Or they can remain in territory controlled by the Shabab, who have pledged allegiance to Al Qaeda and have tried to rid their areas of anything Western — Western music, Western dress, even Western aid groups during a time of famine.
While the entire region struggles to confront the drought, two areas controlled by the Shabab are the only two in the region where the United Nations has declared a famine. Somalis report that the militants are diverting rivers away from poor villages to farmers who pay them taxes, and have forced many to live in camps outside Mogadishu. According to reports, the camps are violent, squalid places almost completely cut off from international food aid.
The disaster unfolding in Somalia is a prime example of what Christian Parenti calls "the catastrophic convergence":
Climate change arrives in a world primed for crisis. The current and impending dislocations of climate change intersect with the already-existing crises of poverty and violence. I call this collision of political, economic, and environmental disasters the catastrophic convergence. By catastrophic convergence, I do not merely mean that several disasters happen simultaneously, one problem atop another. Rather, I argue that problems compound and amplify each other, one expressing itself through another.
Societies, like people, deal with new challenges in ways that are conditioned by the traumas of their past. Thus, damaged societies, like damaged people, often respond to new crises in ways that are irrational, shortsighted, and self-destructive. In the case of climate change, the prior traumas that set the stage for bad adaptation, the destructive social response, are Cold War-era militarism and the economic pathologies of neoliberal capitalism. Over the last forty years, both these forces have distorted the state's relationship to society - removing and undermining the state's collectivist, regulatory, and redistributive functions, while overdeveloping its repressive and military capacities. This, I argue, inhibits society's ability to avoid violent dislocations as climate change kicks in. (p. 7-8)
Somalia and the Horn of Africa was ground zero for the Cold War struggle between the U.S. and the Soviet bloc (with the Cubans playing a key role) in the late 1970s. The dueling powers intervened war between Somalia and Ethiopia, now on one side and now on another, in an attempt to set up a sphere of influence in a strategically important region.

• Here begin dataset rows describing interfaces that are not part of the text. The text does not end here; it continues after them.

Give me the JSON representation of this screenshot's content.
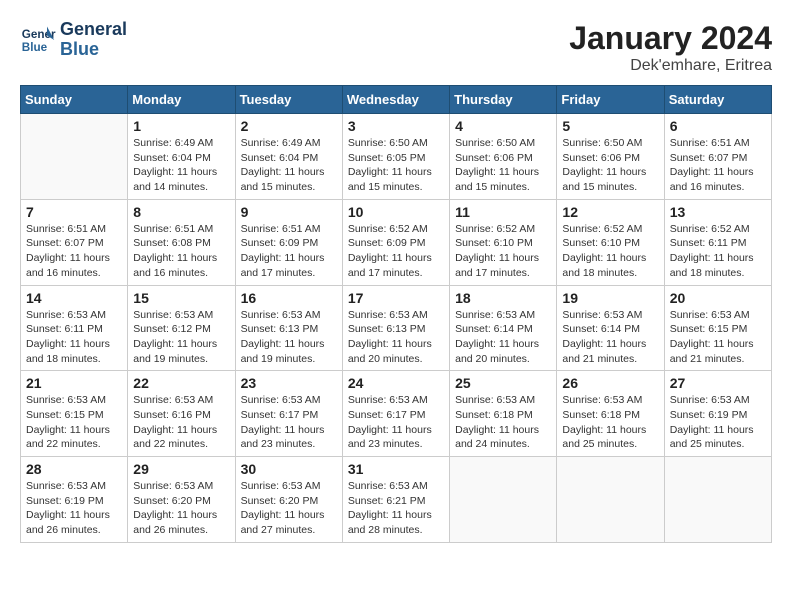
{
  "header": {
    "logo_line1": "General",
    "logo_line2": "Blue",
    "main_title": "January 2024",
    "subtitle": "Dek'emhare, Eritrea"
  },
  "calendar": {
    "days_of_week": [
      "Sunday",
      "Monday",
      "Tuesday",
      "Wednesday",
      "Thursday",
      "Friday",
      "Saturday"
    ],
    "weeks": [
      [
        {
          "day": "",
          "info": ""
        },
        {
          "day": "1",
          "info": "Sunrise: 6:49 AM\nSunset: 6:04 PM\nDaylight: 11 hours\nand 14 minutes."
        },
        {
          "day": "2",
          "info": "Sunrise: 6:49 AM\nSunset: 6:04 PM\nDaylight: 11 hours\nand 15 minutes."
        },
        {
          "day": "3",
          "info": "Sunrise: 6:50 AM\nSunset: 6:05 PM\nDaylight: 11 hours\nand 15 minutes."
        },
        {
          "day": "4",
          "info": "Sunrise: 6:50 AM\nSunset: 6:06 PM\nDaylight: 11 hours\nand 15 minutes."
        },
        {
          "day": "5",
          "info": "Sunrise: 6:50 AM\nSunset: 6:06 PM\nDaylight: 11 hours\nand 15 minutes."
        },
        {
          "day": "6",
          "info": "Sunrise: 6:51 AM\nSunset: 6:07 PM\nDaylight: 11 hours\nand 16 minutes."
        }
      ],
      [
        {
          "day": "7",
          "info": "Sunrise: 6:51 AM\nSunset: 6:07 PM\nDaylight: 11 hours\nand 16 minutes."
        },
        {
          "day": "8",
          "info": "Sunrise: 6:51 AM\nSunset: 6:08 PM\nDaylight: 11 hours\nand 16 minutes."
        },
        {
          "day": "9",
          "info": "Sunrise: 6:51 AM\nSunset: 6:09 PM\nDaylight: 11 hours\nand 17 minutes."
        },
        {
          "day": "10",
          "info": "Sunrise: 6:52 AM\nSunset: 6:09 PM\nDaylight: 11 hours\nand 17 minutes."
        },
        {
          "day": "11",
          "info": "Sunrise: 6:52 AM\nSunset: 6:10 PM\nDaylight: 11 hours\nand 17 minutes."
        },
        {
          "day": "12",
          "info": "Sunrise: 6:52 AM\nSunset: 6:10 PM\nDaylight: 11 hours\nand 18 minutes."
        },
        {
          "day": "13",
          "info": "Sunrise: 6:52 AM\nSunset: 6:11 PM\nDaylight: 11 hours\nand 18 minutes."
        }
      ],
      [
        {
          "day": "14",
          "info": "Sunrise: 6:53 AM\nSunset: 6:11 PM\nDaylight: 11 hours\nand 18 minutes."
        },
        {
          "day": "15",
          "info": "Sunrise: 6:53 AM\nSunset: 6:12 PM\nDaylight: 11 hours\nand 19 minutes."
        },
        {
          "day": "16",
          "info": "Sunrise: 6:53 AM\nSunset: 6:13 PM\nDaylight: 11 hours\nand 19 minutes."
        },
        {
          "day": "17",
          "info": "Sunrise: 6:53 AM\nSunset: 6:13 PM\nDaylight: 11 hours\nand 20 minutes."
        },
        {
          "day": "18",
          "info": "Sunrise: 6:53 AM\nSunset: 6:14 PM\nDaylight: 11 hours\nand 20 minutes."
        },
        {
          "day": "19",
          "info": "Sunrise: 6:53 AM\nSunset: 6:14 PM\nDaylight: 11 hours\nand 21 minutes."
        },
        {
          "day": "20",
          "info": "Sunrise: 6:53 AM\nSunset: 6:15 PM\nDaylight: 11 hours\nand 21 minutes."
        }
      ],
      [
        {
          "day": "21",
          "info": "Sunrise: 6:53 AM\nSunset: 6:15 PM\nDaylight: 11 hours\nand 22 minutes."
        },
        {
          "day": "22",
          "info": "Sunrise: 6:53 AM\nSunset: 6:16 PM\nDaylight: 11 hours\nand 22 minutes."
        },
        {
          "day": "23",
          "info": "Sunrise: 6:53 AM\nSunset: 6:17 PM\nDaylight: 11 hours\nand 23 minutes."
        },
        {
          "day": "24",
          "info": "Sunrise: 6:53 AM\nSunset: 6:17 PM\nDaylight: 11 hours\nand 23 minutes."
        },
        {
          "day": "25",
          "info": "Sunrise: 6:53 AM\nSunset: 6:18 PM\nDaylight: 11 hours\nand 24 minutes."
        },
        {
          "day": "26",
          "info": "Sunrise: 6:53 AM\nSunset: 6:18 PM\nDaylight: 11 hours\nand 25 minutes."
        },
        {
          "day": "27",
          "info": "Sunrise: 6:53 AM\nSunset: 6:19 PM\nDaylight: 11 hours\nand 25 minutes."
        }
      ],
      [
        {
          "day": "28",
          "info": "Sunrise: 6:53 AM\nSunset: 6:19 PM\nDaylight: 11 hours\nand 26 minutes."
        },
        {
          "day": "29",
          "info": "Sunrise: 6:53 AM\nSunset: 6:20 PM\nDaylight: 11 hours\nand 26 minutes."
        },
        {
          "day": "30",
          "info": "Sunrise: 6:53 AM\nSunset: 6:20 PM\nDaylight: 11 hours\nand 27 minutes."
        },
        {
          "day": "31",
          "info": "Sunrise: 6:53 AM\nSunset: 6:21 PM\nDaylight: 11 hours\nand 28 minutes."
        },
        {
          "day": "",
          "info": ""
        },
        {
          "day": "",
          "info": ""
        },
        {
          "day": "",
          "info": ""
        }
      ]
    ]
  }
}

Parenti details the history of the war, the machinations of the superpowers, and the disintegration of the Somali in Chapter 7 of Tropic of Chaos.